* **INPUT FOR THIS TASK**
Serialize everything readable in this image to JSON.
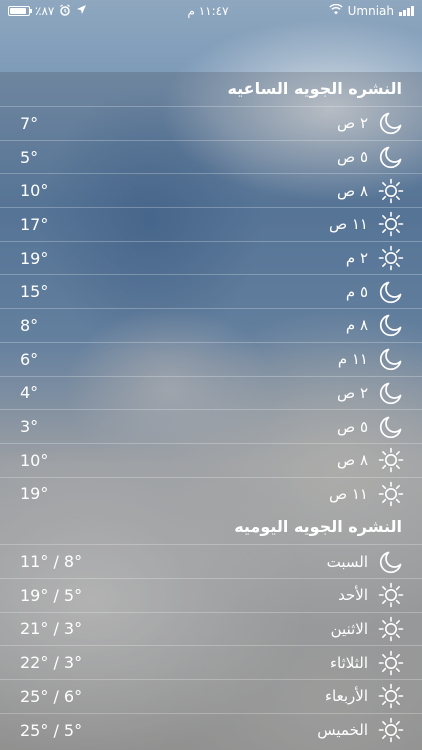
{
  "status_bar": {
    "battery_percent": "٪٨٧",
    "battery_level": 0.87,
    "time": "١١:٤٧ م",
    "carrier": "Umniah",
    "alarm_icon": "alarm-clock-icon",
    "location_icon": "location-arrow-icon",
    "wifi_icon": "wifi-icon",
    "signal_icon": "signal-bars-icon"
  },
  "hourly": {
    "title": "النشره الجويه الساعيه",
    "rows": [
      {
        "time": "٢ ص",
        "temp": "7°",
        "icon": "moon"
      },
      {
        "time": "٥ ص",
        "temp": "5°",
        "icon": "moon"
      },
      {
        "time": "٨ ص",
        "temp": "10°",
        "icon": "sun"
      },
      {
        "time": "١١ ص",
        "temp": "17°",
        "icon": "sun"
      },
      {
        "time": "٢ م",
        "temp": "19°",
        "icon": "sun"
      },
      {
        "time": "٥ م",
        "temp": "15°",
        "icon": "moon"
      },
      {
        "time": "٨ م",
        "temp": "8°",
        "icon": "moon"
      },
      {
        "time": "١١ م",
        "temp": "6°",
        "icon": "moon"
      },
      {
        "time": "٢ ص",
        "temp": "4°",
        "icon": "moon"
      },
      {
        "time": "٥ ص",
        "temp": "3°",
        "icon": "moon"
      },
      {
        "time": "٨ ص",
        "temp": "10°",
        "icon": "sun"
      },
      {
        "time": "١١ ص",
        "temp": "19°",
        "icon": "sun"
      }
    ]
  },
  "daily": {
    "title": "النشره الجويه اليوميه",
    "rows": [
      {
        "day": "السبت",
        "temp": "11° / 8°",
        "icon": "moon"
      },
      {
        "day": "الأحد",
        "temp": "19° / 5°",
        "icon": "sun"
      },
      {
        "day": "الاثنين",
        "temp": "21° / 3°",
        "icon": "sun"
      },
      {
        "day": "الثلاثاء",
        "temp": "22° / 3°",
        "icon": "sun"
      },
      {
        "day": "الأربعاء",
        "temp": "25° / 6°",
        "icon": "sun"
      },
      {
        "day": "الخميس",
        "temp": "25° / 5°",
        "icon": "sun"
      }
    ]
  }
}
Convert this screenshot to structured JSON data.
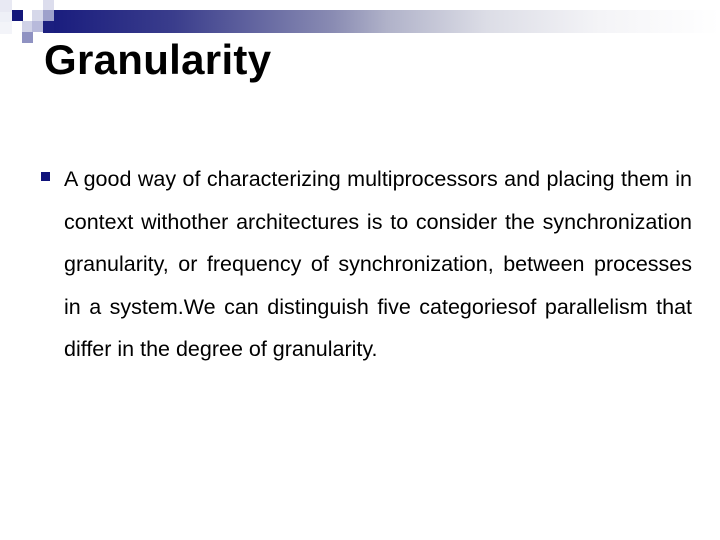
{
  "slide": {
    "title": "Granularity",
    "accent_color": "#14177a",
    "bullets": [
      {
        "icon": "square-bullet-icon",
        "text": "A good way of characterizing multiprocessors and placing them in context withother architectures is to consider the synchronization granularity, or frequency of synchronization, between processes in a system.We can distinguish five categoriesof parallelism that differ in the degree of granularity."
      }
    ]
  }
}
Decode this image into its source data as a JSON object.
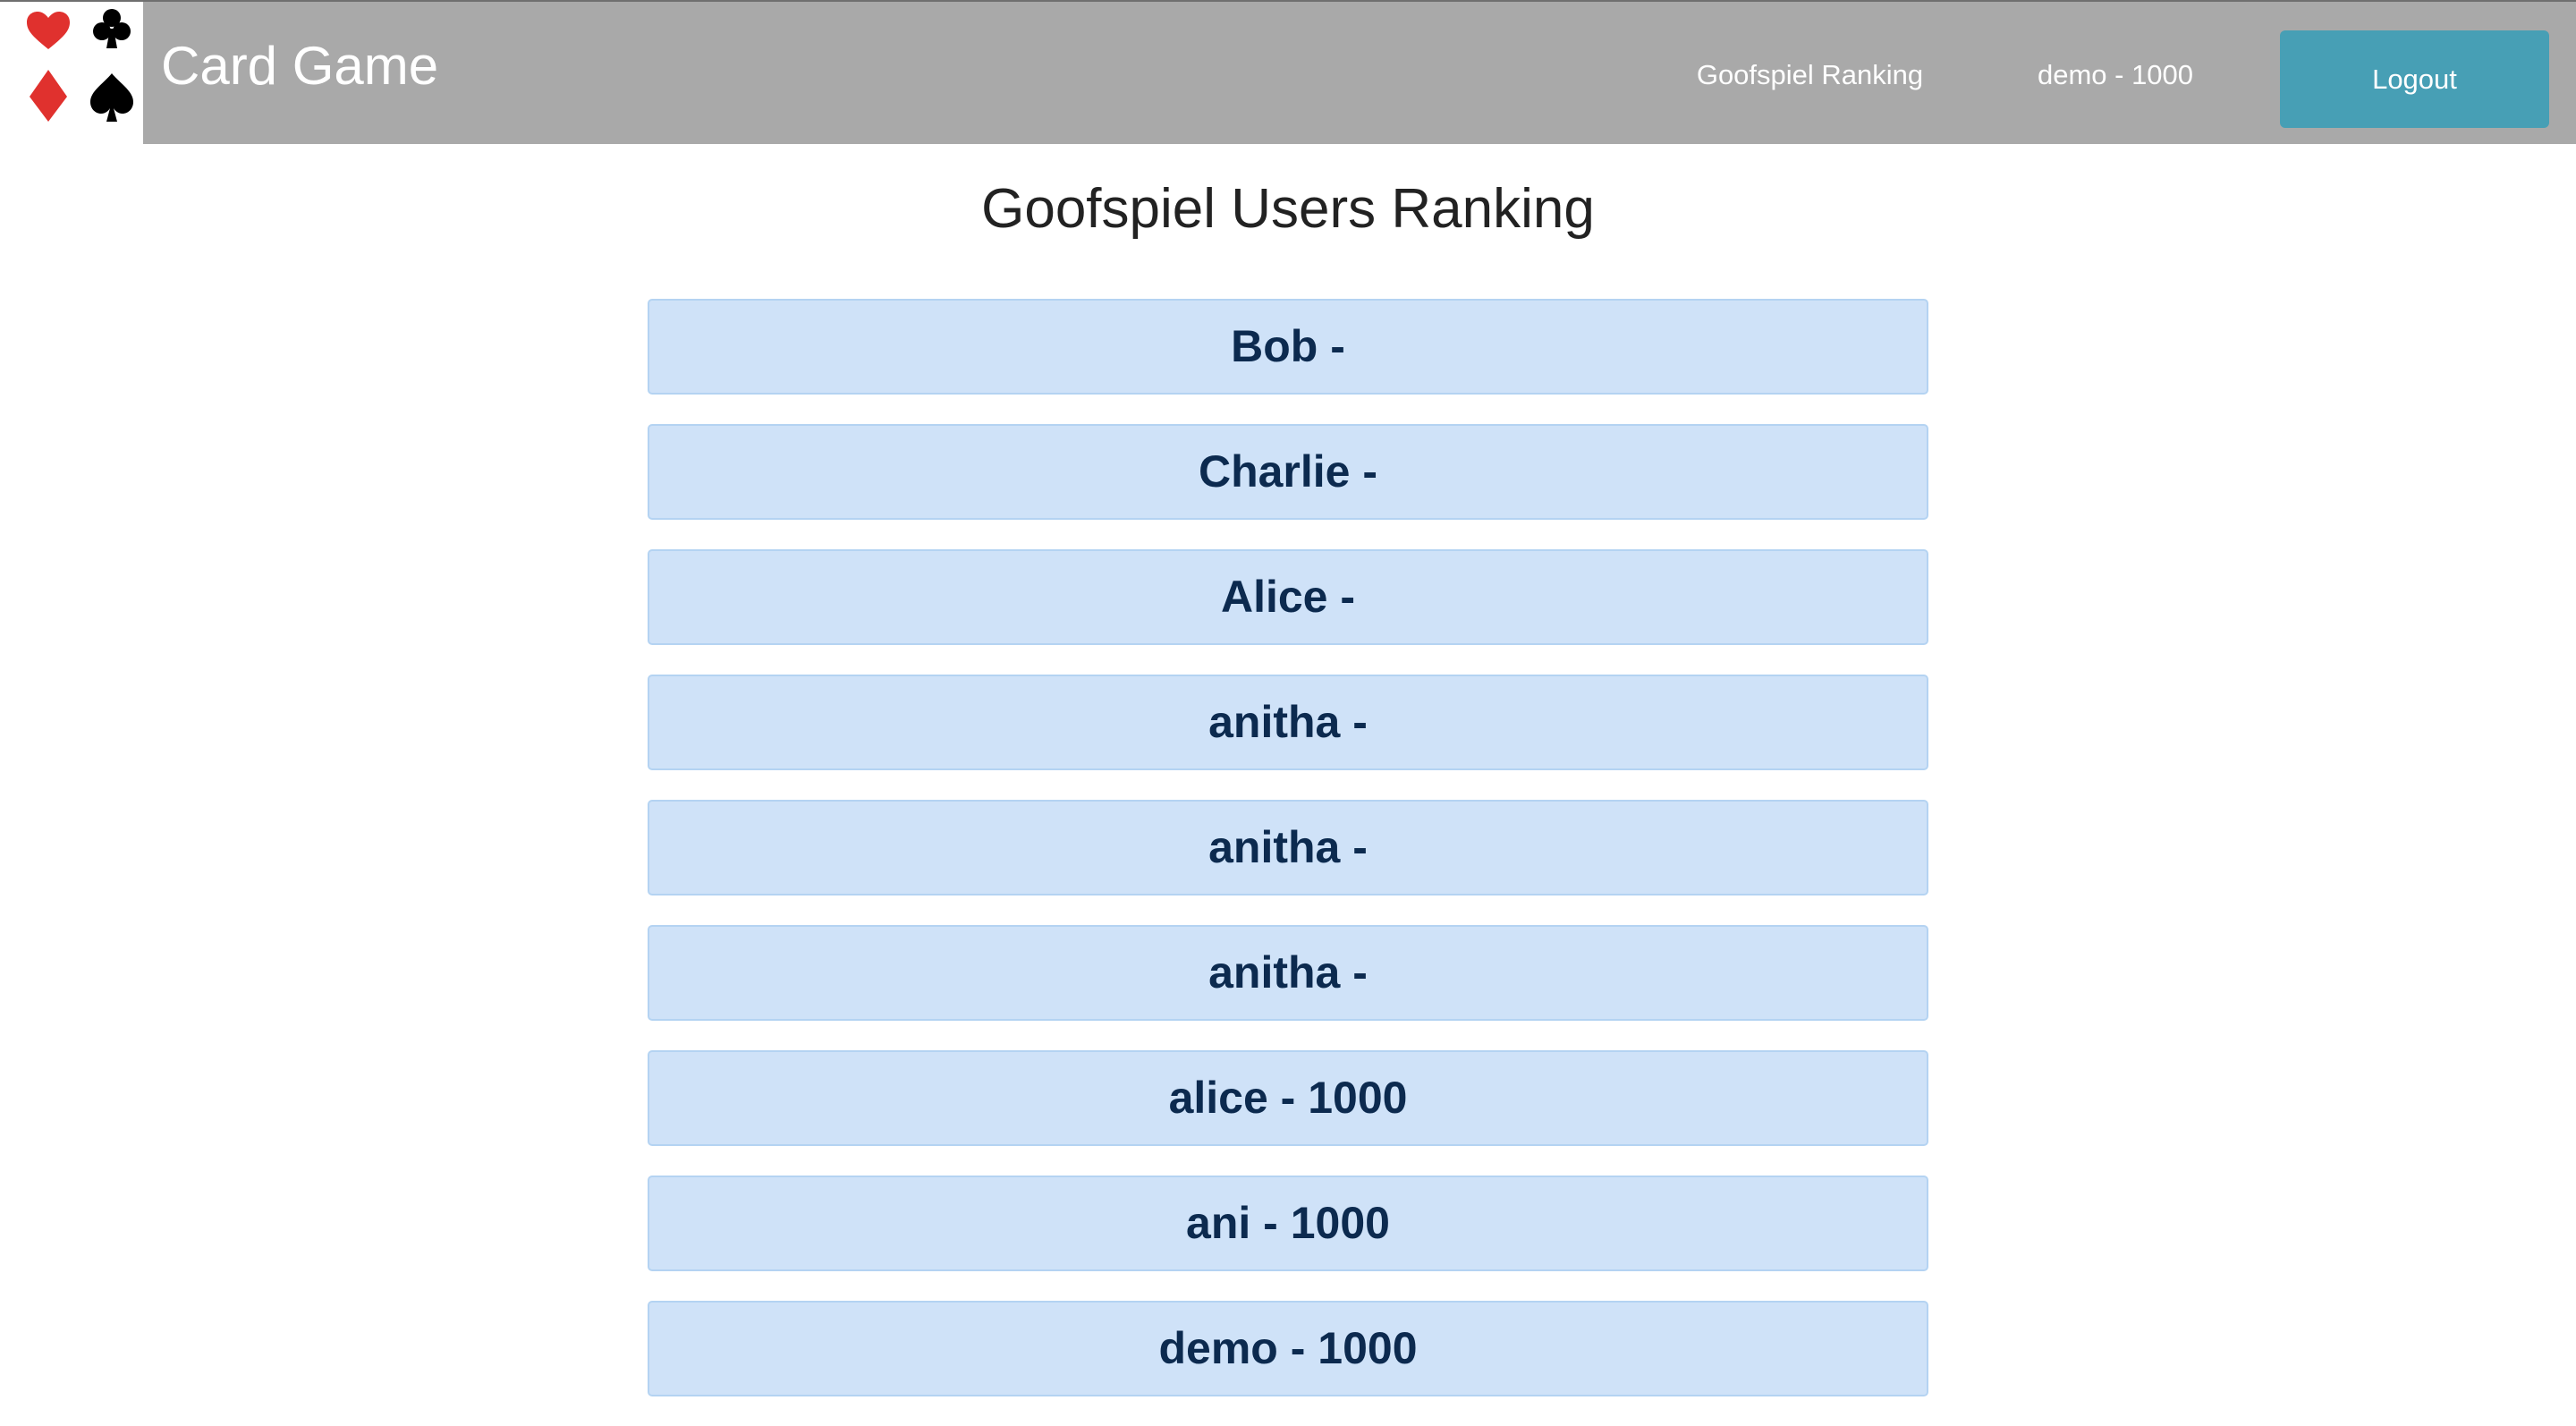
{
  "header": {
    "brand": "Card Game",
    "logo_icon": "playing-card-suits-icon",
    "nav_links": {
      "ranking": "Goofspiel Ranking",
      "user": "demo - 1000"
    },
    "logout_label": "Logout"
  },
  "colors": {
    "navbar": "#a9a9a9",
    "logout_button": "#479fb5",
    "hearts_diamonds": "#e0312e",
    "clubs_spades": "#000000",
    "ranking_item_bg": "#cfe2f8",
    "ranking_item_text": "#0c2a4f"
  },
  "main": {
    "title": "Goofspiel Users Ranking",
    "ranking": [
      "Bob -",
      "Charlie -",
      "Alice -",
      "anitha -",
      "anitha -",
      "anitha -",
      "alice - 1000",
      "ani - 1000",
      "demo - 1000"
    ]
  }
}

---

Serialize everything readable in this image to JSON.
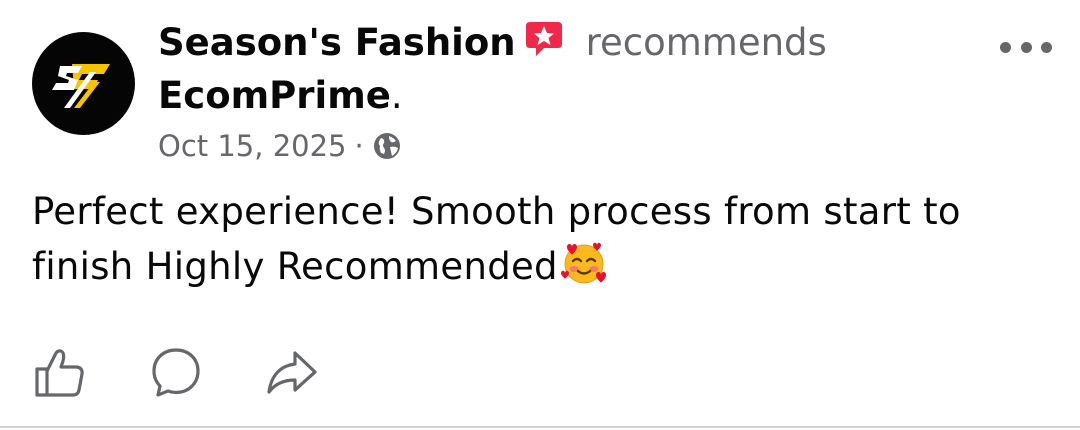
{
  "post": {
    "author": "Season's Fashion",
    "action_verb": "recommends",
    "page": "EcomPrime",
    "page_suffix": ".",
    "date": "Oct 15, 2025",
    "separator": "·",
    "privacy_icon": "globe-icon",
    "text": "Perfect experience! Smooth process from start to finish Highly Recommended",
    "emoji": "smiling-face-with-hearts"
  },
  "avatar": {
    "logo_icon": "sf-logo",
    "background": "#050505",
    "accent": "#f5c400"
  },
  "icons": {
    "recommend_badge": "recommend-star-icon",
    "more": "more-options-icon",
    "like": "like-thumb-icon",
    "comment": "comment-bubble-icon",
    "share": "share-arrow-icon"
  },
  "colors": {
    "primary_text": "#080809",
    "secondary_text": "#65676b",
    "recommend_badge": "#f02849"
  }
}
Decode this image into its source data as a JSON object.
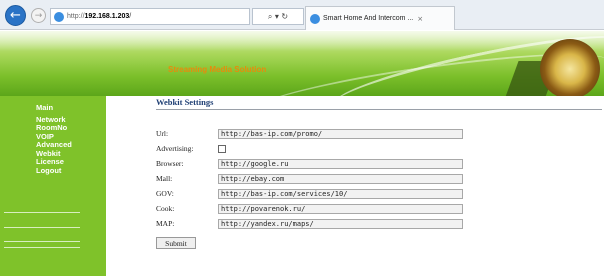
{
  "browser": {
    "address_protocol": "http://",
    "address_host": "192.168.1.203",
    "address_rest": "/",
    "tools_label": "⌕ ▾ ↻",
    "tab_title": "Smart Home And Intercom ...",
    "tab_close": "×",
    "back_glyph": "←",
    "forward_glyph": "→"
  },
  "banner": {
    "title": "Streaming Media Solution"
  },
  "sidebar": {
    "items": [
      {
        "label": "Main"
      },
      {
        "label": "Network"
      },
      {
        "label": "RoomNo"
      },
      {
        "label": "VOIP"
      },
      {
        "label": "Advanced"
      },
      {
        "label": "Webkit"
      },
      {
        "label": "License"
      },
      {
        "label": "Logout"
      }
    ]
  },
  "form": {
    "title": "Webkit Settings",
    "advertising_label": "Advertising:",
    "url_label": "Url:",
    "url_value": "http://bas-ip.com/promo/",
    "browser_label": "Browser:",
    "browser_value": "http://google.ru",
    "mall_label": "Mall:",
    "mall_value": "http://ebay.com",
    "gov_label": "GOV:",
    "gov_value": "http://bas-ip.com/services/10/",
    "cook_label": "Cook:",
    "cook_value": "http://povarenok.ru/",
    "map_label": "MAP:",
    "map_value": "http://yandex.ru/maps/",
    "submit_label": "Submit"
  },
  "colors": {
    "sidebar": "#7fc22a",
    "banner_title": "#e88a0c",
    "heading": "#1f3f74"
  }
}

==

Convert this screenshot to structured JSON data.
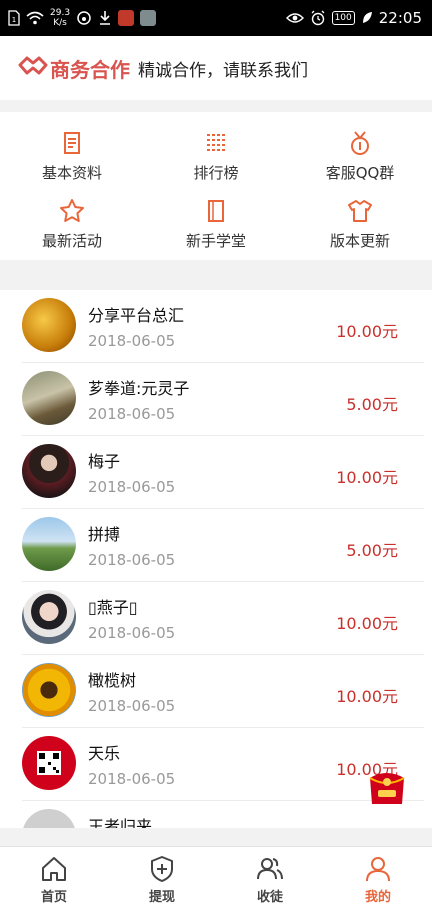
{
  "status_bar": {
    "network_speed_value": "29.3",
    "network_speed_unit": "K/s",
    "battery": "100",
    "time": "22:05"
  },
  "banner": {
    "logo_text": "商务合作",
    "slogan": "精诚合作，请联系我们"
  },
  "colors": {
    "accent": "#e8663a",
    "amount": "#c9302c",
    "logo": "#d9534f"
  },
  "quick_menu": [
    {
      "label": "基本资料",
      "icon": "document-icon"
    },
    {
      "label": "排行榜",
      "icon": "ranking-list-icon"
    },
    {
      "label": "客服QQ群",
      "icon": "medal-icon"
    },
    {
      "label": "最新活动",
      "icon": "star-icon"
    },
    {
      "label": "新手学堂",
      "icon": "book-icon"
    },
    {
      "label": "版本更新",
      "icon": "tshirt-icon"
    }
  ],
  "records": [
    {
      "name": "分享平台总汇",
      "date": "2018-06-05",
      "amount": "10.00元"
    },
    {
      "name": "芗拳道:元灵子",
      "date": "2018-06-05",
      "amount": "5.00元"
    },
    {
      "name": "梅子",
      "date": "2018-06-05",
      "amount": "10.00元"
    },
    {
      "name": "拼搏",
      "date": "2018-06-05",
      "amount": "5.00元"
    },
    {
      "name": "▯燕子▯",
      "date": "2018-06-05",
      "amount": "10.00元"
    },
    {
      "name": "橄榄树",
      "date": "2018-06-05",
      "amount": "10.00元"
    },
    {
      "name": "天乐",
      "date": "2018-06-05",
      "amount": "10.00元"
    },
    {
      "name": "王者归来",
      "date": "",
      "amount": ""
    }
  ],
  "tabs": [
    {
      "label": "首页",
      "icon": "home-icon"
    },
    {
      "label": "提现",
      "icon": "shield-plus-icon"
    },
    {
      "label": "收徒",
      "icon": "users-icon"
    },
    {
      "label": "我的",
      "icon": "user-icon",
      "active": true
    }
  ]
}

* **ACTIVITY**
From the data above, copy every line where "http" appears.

* **OUTPUT FOR THIS EXERCISE**
    "address_protocol": "http://",
    "url_value": "http://bas-ip.com/promo/",
    "browser_value": "http://google.ru",
    "mall_value": "http://ebay.com",
    "gov_value": "http://bas-ip.com/services/10/",
    "cook_value": "http://povarenok.ru/",
    "map_value": "http://yandex.ru/maps/",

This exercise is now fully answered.